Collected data
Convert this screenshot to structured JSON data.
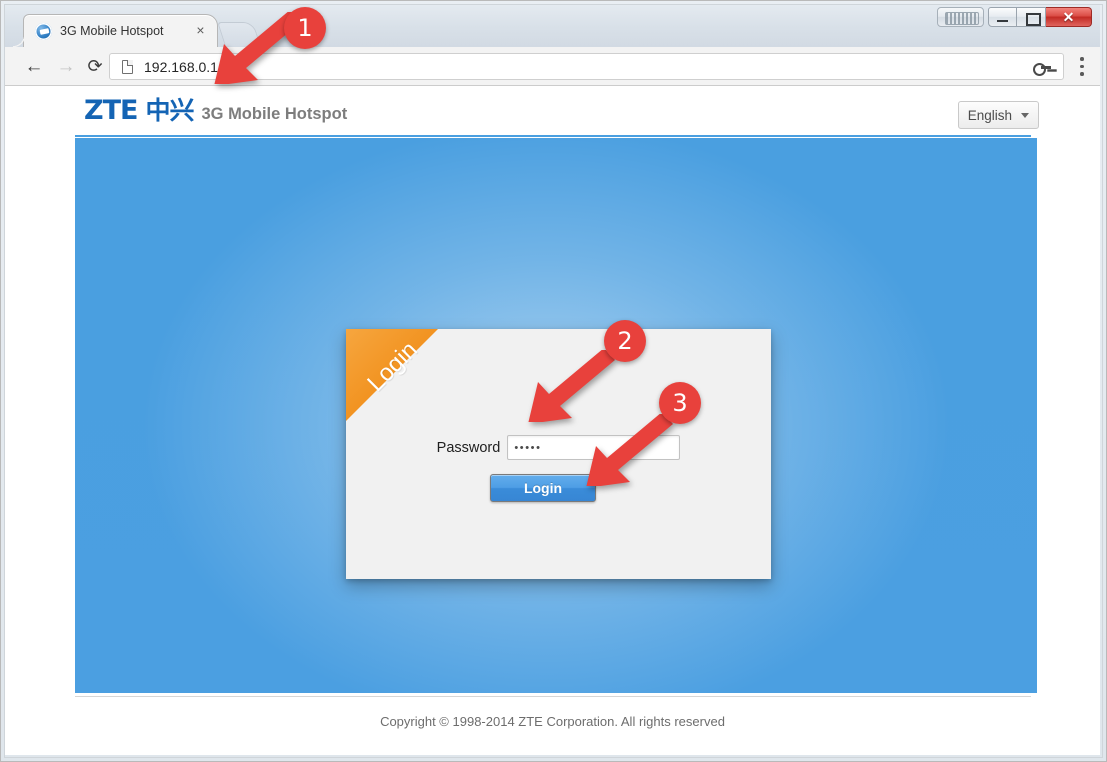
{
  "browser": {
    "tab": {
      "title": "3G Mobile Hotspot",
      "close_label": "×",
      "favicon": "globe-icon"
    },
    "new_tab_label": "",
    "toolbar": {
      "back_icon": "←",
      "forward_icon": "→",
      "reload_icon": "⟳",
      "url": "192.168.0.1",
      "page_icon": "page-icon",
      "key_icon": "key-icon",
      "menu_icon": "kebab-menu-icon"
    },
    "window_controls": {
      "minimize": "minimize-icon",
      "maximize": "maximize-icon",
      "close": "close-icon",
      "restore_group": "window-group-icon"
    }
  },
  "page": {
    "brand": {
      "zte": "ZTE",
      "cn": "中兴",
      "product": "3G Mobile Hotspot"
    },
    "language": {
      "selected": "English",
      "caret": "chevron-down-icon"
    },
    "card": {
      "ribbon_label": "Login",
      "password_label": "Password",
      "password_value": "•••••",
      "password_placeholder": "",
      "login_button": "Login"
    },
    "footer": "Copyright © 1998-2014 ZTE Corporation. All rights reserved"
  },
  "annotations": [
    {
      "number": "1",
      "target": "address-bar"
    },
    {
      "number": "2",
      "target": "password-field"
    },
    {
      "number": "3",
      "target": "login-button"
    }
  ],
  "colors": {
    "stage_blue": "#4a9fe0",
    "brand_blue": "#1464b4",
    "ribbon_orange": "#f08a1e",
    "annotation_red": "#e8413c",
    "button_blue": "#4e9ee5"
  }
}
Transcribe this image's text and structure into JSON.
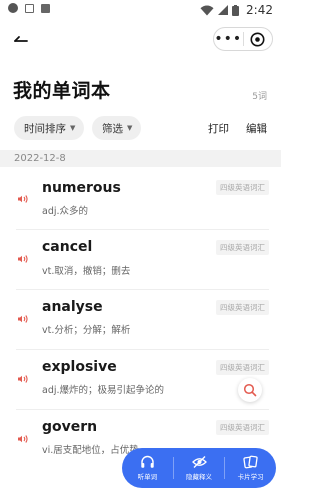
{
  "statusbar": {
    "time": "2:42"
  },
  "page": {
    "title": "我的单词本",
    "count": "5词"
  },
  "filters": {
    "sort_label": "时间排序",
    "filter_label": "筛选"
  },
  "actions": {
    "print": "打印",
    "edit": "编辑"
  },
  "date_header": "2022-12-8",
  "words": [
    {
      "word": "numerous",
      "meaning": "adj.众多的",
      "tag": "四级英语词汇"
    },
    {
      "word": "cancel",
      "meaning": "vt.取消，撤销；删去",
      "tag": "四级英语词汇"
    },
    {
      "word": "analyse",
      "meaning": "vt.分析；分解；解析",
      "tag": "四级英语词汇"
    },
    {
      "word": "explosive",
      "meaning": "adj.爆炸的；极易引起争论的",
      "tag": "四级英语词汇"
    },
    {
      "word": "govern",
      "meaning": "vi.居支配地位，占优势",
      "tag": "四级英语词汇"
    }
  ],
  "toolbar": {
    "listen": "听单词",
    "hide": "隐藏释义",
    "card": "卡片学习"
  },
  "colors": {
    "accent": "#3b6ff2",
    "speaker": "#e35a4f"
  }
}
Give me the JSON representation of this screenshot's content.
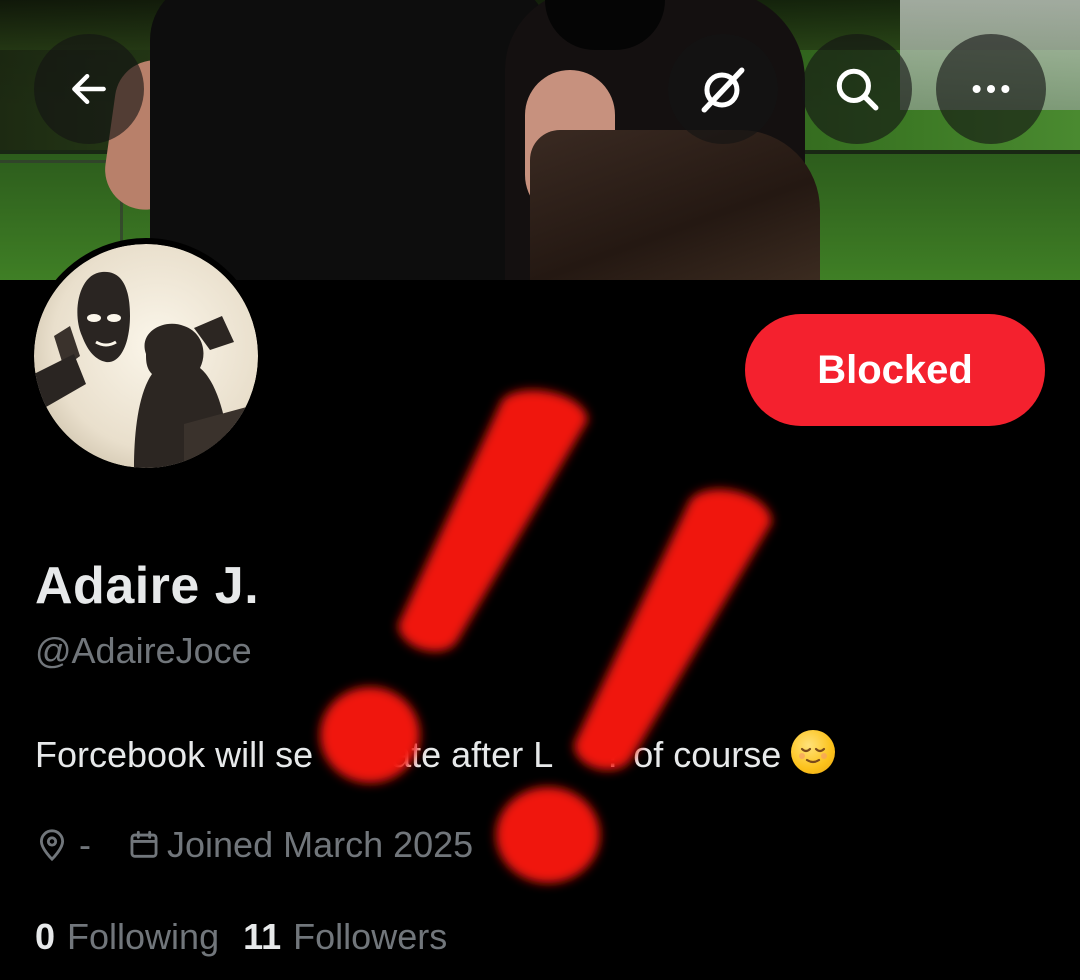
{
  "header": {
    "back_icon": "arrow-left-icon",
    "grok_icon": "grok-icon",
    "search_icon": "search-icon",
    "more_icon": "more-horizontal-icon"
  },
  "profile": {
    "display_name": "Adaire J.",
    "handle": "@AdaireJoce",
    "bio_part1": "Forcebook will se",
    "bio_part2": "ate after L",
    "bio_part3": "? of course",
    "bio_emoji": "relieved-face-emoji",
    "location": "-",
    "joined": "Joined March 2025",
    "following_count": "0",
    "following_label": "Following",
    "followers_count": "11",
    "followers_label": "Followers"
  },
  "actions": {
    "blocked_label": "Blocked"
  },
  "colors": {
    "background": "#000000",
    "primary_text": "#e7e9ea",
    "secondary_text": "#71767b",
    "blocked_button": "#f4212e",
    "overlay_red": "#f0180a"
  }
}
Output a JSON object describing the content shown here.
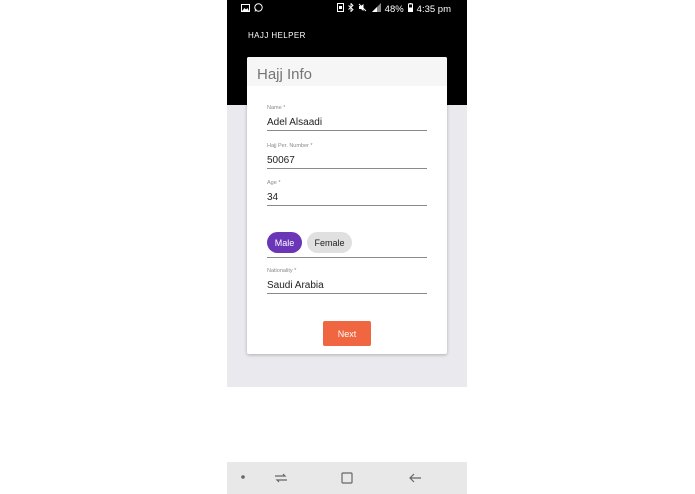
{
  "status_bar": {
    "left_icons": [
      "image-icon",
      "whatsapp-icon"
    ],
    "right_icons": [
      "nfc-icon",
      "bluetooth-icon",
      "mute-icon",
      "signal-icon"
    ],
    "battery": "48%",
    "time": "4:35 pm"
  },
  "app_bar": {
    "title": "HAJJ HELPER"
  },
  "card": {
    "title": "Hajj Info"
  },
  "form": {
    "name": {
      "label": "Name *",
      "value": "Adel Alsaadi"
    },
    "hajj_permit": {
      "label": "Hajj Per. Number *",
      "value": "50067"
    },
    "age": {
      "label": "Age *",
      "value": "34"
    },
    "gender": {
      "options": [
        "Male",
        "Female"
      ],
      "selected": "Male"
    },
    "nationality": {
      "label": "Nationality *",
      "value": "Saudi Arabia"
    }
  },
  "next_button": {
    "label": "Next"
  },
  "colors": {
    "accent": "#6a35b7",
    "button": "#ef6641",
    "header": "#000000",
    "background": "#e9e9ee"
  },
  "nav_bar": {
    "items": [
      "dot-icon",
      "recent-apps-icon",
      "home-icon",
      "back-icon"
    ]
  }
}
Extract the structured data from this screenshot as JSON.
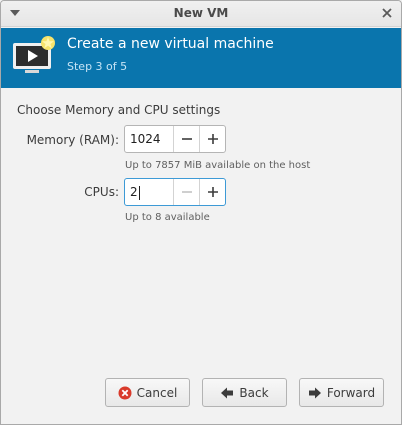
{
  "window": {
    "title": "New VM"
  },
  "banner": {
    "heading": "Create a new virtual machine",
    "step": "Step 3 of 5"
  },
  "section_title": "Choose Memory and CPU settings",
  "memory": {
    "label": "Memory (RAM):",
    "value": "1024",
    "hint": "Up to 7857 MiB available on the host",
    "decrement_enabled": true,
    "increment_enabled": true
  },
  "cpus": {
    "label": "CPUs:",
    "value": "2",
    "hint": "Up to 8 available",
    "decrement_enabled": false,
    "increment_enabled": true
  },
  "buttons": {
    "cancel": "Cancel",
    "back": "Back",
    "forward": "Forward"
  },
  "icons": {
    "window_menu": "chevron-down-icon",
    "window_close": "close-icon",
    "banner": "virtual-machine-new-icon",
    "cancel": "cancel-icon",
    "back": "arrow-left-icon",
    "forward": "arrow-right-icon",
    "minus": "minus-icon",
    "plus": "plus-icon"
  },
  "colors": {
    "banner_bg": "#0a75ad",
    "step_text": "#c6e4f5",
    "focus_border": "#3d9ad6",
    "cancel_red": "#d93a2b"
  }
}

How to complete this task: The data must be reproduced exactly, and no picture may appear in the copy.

Written response:
Convert this screenshot to structured JSON data.
{
  "browser": {
    "tab": {
      "title": "3G Mobile Hotspot",
      "close_label": "×",
      "favicon": "globe-icon"
    },
    "new_tab_label": "",
    "toolbar": {
      "back_icon": "←",
      "forward_icon": "→",
      "reload_icon": "⟳",
      "url": "192.168.0.1",
      "page_icon": "page-icon",
      "key_icon": "key-icon",
      "menu_icon": "kebab-menu-icon"
    },
    "window_controls": {
      "minimize": "minimize-icon",
      "maximize": "maximize-icon",
      "close": "close-icon",
      "restore_group": "window-group-icon"
    }
  },
  "page": {
    "brand": {
      "zte": "ZTE",
      "cn": "中兴",
      "product": "3G Mobile Hotspot"
    },
    "language": {
      "selected": "English",
      "caret": "chevron-down-icon"
    },
    "card": {
      "ribbon_label": "Login",
      "password_label": "Password",
      "password_value": "•••••",
      "password_placeholder": "",
      "login_button": "Login"
    },
    "footer": "Copyright © 1998-2014 ZTE Corporation. All rights reserved"
  },
  "annotations": [
    {
      "number": "1",
      "target": "address-bar"
    },
    {
      "number": "2",
      "target": "password-field"
    },
    {
      "number": "3",
      "target": "login-button"
    }
  ],
  "colors": {
    "stage_blue": "#4a9fe0",
    "brand_blue": "#1464b4",
    "ribbon_orange": "#f08a1e",
    "annotation_red": "#e8413c",
    "button_blue": "#4e9ee5"
  }
}
Transcribe this image's text and structure into JSON.
{
  "statusbar": {
    "time": "2:42"
  },
  "page": {
    "title": "我的单词本",
    "count": "5词"
  },
  "filters": {
    "sort_label": "时间排序",
    "filter_label": "筛选"
  },
  "actions": {
    "print": "打印",
    "edit": "编辑"
  },
  "date_header": "2022-12-8",
  "words": [
    {
      "word": "numerous",
      "meaning": "adj.众多的",
      "tag": "四级英语词汇"
    },
    {
      "word": "cancel",
      "meaning": "vt.取消，撤销；删去",
      "tag": "四级英语词汇"
    },
    {
      "word": "analyse",
      "meaning": "vt.分析；分解；解析",
      "tag": "四级英语词汇"
    },
    {
      "word": "explosive",
      "meaning": "adj.爆炸的；极易引起争论的",
      "tag": "四级英语词汇"
    },
    {
      "word": "govern",
      "meaning": "vi.居支配地位，占优势",
      "tag": "四级英语词汇"
    }
  ],
  "toolbar": {
    "listen": "听单词",
    "hide": "隐藏释义",
    "card": "卡片学习"
  },
  "colors": {
    "accent": "#3b6ff2",
    "speaker": "#e35a4f"
  }
}
Give me the JSON representation of this screenshot's content.
{
  "header": {
    "back_icon": "arrow-left-icon",
    "grok_icon": "grok-icon",
    "search_icon": "search-icon",
    "more_icon": "more-horizontal-icon"
  },
  "profile": {
    "display_name": "Adaire J.",
    "handle": "@AdaireJoce",
    "bio_part1": "Forcebook will se",
    "bio_part2": "ate after L",
    "bio_part3": "? of course",
    "bio_emoji": "relieved-face-emoji",
    "location": "-",
    "joined": "Joined March 2025",
    "following_count": "0",
    "following_label": "Following",
    "followers_count": "11",
    "followers_label": "Followers"
  },
  "actions": {
    "blocked_label": "Blocked"
  },
  "colors": {
    "background": "#000000",
    "primary_text": "#e7e9ea",
    "secondary_text": "#71767b",
    "blocked_button": "#f4212e",
    "overlay_red": "#f0180a"
  }
}
Output a JSON object describing the content shown here.
{
  "status_bar": {
    "left_icons": [
      "image-icon",
      "whatsapp-icon"
    ],
    "right_icons": [
      "nfc-icon",
      "bluetooth-icon",
      "mute-icon",
      "signal-icon"
    ],
    "battery": "48%",
    "time": "4:35 pm"
  },
  "app_bar": {
    "title": "HAJJ HELPER"
  },
  "card": {
    "title": "Hajj Info"
  },
  "form": {
    "name": {
      "label": "Name *",
      "value": "Adel Alsaadi"
    },
    "hajj_permit": {
      "label": "Hajj Per. Number *",
      "value": "50067"
    },
    "age": {
      "label": "Age *",
      "value": "34"
    },
    "gender": {
      "options": [
        "Male",
        "Female"
      ],
      "selected": "Male"
    },
    "nationality": {
      "label": "Nationality *",
      "value": "Saudi Arabia"
    }
  },
  "next_button": {
    "label": "Next"
  },
  "colors": {
    "accent": "#6a35b7",
    "button": "#ef6641",
    "header": "#000000",
    "background": "#e9e9ee"
  },
  "nav_bar": {
    "items": [
      "dot-icon",
      "recent-apps-icon",
      "home-icon",
      "back-icon"
    ]
  }
}
Extract the structured data from this screenshot as JSON.
{
  "window": {
    "title": "New VM"
  },
  "banner": {
    "heading": "Create a new virtual machine",
    "step": "Step 3 of 5"
  },
  "section_title": "Choose Memory and CPU settings",
  "memory": {
    "label": "Memory (RAM):",
    "value": "1024",
    "hint": "Up to 7857 MiB available on the host",
    "decrement_enabled": true,
    "increment_enabled": true
  },
  "cpus": {
    "label": "CPUs:",
    "value": "2",
    "hint": "Up to 8 available",
    "decrement_enabled": false,
    "increment_enabled": true
  },
  "buttons": {
    "cancel": "Cancel",
    "back": "Back",
    "forward": "Forward"
  },
  "icons": {
    "window_menu": "chevron-down-icon",
    "window_close": "close-icon",
    "banner": "virtual-machine-new-icon",
    "cancel": "cancel-icon",
    "back": "arrow-left-icon",
    "forward": "arrow-right-icon",
    "minus": "minus-icon",
    "plus": "plus-icon"
  },
  "colors": {
    "banner_bg": "#0a75ad",
    "step_text": "#c6e4f5",
    "focus_border": "#3d9ad6",
    "cancel_red": "#d93a2b"
  }
}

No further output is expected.